Iowa 80's position is that the services provided at its building are aimed to at╜tract the professional truck drivers to fuel at its facilities. As such, Iowa 80 contends that those services are used to market petroleum. Iowa 80 explains that because between 70% and 80% of its business is dependent on those services, the floor space those services occupy are "devoted" to the marketing of petroleum. The import of Iowa 80's argument would mean that any service provided at its facility that can be said to "attract truckers" is a ser╜vice devoted to the marketing of petroleum as contemplated by Congress.
The proper inquiry, however, is a com╜parison of the services offered by Iowa 80 to the services provided at a traditional service station or other similar markets. Thus, if the services are comparable with services provided at a traditional service station, they can be included; whereas, services similar to other markets are ex╜cluded. For example, the floor space in Iowa 80's trucker store, which sells truck parts and maintenance items, is similar to floor space used to sell "automobile sup╜plies such as oil, anti-freeze, and window-washer fluid." IRS Coordinated Issue Pa╜per on Convenience Stores (March 1, 1995). Iowa 80 argues that its multipur╜pose structure (excluded under Asset class 57.1) is comparable to a separate car wash building (allowable under Asset class 57.1) under Asset 57.1 property classifications. However, Iowa 80 has failed to sufficiently explain how inclusion of the carwash, a special use structure, lends support to its argument. Iowa 80 argues that adjacent carwash buildings are "an inducement in the marketing of petroleum products . . . . " This inference may be rational, but it is not dispositive; the argument attempts to replace the test adopted by Congress through the 95 CIP, services provided at a traditional service station, with a test of convenience. We believe this standard goes beyond what Congress intended with the enactment of 26 U.S.C. ╖ 168(e)(3)(E)(iii).

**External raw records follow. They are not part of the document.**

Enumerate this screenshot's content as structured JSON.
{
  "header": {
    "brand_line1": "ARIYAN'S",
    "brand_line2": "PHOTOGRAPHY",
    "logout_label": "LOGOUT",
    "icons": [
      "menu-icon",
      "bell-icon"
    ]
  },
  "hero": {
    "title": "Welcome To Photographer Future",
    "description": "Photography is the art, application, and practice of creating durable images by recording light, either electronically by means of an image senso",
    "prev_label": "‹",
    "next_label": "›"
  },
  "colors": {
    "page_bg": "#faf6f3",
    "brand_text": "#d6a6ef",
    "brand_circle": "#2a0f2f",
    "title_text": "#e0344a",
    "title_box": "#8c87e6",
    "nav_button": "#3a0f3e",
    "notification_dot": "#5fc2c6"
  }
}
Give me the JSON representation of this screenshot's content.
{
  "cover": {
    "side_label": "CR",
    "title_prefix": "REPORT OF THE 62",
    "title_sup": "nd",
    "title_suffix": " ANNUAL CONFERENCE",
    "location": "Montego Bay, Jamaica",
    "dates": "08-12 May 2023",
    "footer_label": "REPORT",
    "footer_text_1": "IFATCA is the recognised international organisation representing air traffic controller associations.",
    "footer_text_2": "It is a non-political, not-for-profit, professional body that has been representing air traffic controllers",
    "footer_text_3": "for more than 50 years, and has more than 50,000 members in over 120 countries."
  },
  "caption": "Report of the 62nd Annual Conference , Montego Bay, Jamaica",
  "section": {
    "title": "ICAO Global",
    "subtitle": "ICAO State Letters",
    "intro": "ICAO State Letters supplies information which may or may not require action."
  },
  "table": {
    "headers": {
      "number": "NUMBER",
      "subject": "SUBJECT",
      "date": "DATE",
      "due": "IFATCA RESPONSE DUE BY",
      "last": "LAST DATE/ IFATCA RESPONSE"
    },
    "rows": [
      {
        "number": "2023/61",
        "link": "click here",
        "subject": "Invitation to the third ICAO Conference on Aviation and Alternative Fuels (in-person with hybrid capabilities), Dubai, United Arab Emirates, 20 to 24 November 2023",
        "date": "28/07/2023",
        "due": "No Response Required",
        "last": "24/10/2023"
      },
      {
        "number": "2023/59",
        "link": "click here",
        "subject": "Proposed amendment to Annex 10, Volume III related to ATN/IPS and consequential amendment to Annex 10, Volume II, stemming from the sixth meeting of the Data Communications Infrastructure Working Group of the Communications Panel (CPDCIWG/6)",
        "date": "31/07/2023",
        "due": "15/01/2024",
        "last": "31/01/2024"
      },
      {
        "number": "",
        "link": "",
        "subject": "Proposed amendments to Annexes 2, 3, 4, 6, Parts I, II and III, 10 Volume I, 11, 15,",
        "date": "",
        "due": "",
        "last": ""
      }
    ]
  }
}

Employing a services-comparison stan╜dard, we conclude that the district court properly determined that Iowa 80 failed to meet the fifty-percent floor-space test. The floor space attributed to the movie theater, arcade, showers, laundromat, and TV lounge are not features normally asso╜ciated with a service station. Such spaces do not approximate the types of facilities identified in the 95 CIP. Iowa 80 attempts to supplement the square footage calcula╜tions submitted to the district court by including floor space used in restaurants located at its two facilities. The 95 CIP specifically excludes a " restaurant" from Asset Class 57.1. Once these areas are removed from the aggregate floor-space, it is clear that Iowa 80 cannot meet the floor-space test. 5
5. Iowa 80 contends that certain floor space calculations are disputed creating issues of material fact. The calculation discrepancies are negligible and, even viewed in Iowa 80's favor, would not change the outcome of this case.
For the reasons discussed above, we affirm the district court's grant of sum╜mary judgment.